> **ASSIGNMENT**:
Gather every line from the entries below that includes "Amount".

Data entries:
========================
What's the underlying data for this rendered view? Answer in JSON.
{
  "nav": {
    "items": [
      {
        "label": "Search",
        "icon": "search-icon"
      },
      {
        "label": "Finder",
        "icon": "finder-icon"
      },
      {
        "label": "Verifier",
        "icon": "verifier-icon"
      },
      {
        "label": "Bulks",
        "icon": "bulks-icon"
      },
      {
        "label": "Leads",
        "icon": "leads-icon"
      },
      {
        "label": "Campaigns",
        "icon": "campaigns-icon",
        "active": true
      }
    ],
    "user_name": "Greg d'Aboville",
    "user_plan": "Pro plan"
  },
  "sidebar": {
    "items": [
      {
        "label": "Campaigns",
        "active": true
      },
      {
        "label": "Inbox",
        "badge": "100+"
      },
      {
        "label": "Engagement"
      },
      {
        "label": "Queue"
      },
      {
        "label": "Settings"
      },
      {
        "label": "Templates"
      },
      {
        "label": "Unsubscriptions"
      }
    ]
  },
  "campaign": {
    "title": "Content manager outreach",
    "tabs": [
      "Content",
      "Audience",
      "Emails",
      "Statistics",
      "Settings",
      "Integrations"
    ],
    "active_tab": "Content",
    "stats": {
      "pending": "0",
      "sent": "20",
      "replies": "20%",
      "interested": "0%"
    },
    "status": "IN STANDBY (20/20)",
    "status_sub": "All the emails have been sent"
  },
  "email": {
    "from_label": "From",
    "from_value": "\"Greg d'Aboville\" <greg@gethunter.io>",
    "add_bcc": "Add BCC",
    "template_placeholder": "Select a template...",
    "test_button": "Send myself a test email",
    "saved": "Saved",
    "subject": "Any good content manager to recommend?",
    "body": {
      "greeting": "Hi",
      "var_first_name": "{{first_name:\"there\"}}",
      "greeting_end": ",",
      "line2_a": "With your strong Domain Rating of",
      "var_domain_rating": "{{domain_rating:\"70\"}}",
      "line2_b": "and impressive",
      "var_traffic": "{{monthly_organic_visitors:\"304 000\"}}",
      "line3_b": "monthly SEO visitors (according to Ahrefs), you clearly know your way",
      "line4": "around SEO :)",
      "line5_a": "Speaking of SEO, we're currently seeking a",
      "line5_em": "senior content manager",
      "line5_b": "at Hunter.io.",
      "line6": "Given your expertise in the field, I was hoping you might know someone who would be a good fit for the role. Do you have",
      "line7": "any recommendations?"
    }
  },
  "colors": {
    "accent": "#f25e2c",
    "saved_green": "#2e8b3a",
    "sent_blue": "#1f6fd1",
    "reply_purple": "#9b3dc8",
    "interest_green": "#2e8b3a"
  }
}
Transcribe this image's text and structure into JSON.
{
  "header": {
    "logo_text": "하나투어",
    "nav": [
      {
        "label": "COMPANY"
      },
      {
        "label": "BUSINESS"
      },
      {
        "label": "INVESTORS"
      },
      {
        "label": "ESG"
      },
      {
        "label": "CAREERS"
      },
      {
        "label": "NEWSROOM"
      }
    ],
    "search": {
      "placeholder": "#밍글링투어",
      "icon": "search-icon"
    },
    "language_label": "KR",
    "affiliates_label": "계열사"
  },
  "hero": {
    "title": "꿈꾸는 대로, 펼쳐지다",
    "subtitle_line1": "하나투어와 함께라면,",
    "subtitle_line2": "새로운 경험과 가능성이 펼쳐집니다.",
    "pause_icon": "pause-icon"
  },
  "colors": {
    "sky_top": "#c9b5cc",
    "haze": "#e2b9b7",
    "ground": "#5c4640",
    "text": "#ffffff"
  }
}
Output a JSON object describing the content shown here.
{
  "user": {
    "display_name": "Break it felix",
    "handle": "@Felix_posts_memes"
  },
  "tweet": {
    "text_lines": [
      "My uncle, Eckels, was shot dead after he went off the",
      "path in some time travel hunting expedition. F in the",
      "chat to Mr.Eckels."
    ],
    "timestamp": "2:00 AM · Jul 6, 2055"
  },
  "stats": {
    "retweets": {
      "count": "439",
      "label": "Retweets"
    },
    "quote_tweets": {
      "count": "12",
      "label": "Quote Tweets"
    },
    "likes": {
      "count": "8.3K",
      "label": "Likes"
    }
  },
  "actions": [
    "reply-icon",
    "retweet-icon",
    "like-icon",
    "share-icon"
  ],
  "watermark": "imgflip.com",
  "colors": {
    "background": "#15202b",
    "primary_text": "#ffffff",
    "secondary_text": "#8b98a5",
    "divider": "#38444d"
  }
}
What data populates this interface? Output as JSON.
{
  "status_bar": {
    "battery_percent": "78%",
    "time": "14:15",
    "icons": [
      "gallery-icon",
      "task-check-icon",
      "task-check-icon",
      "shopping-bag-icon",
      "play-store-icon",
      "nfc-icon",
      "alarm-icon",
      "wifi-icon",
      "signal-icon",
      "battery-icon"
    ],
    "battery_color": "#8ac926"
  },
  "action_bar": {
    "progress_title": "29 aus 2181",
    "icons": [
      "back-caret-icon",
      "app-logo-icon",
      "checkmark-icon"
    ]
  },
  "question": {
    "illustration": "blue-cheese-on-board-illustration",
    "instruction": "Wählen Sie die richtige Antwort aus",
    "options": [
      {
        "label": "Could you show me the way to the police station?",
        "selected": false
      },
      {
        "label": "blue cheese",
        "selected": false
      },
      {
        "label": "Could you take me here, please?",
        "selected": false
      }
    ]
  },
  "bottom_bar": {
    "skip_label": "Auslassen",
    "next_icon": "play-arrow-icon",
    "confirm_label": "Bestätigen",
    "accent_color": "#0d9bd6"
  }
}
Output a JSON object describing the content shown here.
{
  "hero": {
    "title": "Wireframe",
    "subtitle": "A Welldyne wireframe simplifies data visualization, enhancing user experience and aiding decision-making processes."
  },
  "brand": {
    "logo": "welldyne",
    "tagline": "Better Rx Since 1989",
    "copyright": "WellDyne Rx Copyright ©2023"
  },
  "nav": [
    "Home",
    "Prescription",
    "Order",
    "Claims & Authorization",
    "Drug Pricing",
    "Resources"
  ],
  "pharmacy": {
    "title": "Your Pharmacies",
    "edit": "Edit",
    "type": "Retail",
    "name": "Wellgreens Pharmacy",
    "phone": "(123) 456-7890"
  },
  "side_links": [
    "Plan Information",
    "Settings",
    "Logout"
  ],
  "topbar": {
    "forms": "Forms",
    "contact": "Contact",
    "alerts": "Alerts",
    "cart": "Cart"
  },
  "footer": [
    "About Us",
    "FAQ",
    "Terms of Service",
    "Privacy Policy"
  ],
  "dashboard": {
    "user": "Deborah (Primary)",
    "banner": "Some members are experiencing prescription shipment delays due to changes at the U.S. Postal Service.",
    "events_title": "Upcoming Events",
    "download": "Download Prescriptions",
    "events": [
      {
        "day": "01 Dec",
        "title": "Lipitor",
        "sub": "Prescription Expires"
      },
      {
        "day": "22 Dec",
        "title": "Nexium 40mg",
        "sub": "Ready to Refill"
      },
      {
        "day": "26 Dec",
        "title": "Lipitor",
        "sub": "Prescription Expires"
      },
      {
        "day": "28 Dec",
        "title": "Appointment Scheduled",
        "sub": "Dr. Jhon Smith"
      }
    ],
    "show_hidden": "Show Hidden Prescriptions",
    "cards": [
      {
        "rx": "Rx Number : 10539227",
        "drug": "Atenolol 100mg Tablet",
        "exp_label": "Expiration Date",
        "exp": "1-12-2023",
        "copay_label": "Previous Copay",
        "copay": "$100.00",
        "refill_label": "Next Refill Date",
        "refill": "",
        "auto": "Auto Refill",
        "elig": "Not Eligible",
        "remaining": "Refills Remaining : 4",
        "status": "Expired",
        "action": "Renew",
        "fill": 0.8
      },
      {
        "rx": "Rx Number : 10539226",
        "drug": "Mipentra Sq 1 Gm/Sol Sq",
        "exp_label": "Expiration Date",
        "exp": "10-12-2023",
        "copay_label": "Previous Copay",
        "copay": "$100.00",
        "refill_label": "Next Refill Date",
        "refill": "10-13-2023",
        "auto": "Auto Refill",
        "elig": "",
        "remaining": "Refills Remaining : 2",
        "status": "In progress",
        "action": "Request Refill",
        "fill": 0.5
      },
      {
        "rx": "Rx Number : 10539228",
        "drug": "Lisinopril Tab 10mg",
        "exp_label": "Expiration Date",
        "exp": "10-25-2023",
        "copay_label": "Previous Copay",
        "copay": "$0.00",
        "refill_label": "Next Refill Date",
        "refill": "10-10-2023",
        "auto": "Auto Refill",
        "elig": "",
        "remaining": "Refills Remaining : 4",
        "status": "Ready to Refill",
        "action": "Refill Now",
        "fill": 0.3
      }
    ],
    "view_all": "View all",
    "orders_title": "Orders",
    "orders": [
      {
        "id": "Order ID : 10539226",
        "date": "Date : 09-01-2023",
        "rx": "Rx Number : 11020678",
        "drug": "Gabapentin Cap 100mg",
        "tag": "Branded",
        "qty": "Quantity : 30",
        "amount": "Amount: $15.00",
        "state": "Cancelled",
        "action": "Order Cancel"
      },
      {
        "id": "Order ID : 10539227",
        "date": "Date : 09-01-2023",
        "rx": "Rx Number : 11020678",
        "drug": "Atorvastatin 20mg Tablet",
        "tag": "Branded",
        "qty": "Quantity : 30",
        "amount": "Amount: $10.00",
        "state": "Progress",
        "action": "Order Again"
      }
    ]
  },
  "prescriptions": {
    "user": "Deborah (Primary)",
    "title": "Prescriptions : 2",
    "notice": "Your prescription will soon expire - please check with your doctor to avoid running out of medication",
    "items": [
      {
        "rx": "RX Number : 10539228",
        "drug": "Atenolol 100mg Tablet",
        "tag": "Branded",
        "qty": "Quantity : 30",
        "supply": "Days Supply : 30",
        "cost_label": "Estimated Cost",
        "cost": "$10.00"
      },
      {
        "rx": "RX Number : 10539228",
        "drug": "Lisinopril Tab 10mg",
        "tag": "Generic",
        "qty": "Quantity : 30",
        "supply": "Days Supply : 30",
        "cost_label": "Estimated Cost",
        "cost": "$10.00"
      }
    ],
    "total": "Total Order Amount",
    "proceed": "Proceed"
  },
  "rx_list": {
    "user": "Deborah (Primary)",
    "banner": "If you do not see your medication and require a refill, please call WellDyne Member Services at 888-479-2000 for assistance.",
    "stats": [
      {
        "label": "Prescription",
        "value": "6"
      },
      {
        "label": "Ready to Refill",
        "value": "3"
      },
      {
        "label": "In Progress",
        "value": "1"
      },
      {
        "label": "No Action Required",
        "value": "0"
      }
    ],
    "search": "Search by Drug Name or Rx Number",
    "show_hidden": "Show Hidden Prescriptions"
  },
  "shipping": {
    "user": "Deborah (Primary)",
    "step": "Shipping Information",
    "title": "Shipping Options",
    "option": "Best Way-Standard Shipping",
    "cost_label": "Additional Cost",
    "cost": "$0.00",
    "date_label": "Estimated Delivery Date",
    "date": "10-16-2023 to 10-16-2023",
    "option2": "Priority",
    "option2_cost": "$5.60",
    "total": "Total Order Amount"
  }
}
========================
> **WRITTEN SOLUTION**:
        "amount": "Amount: $15.00",
        "amount": "Amount: $10.00",
    "total": "Total Order Amount",
    "total": "Total Order Amount"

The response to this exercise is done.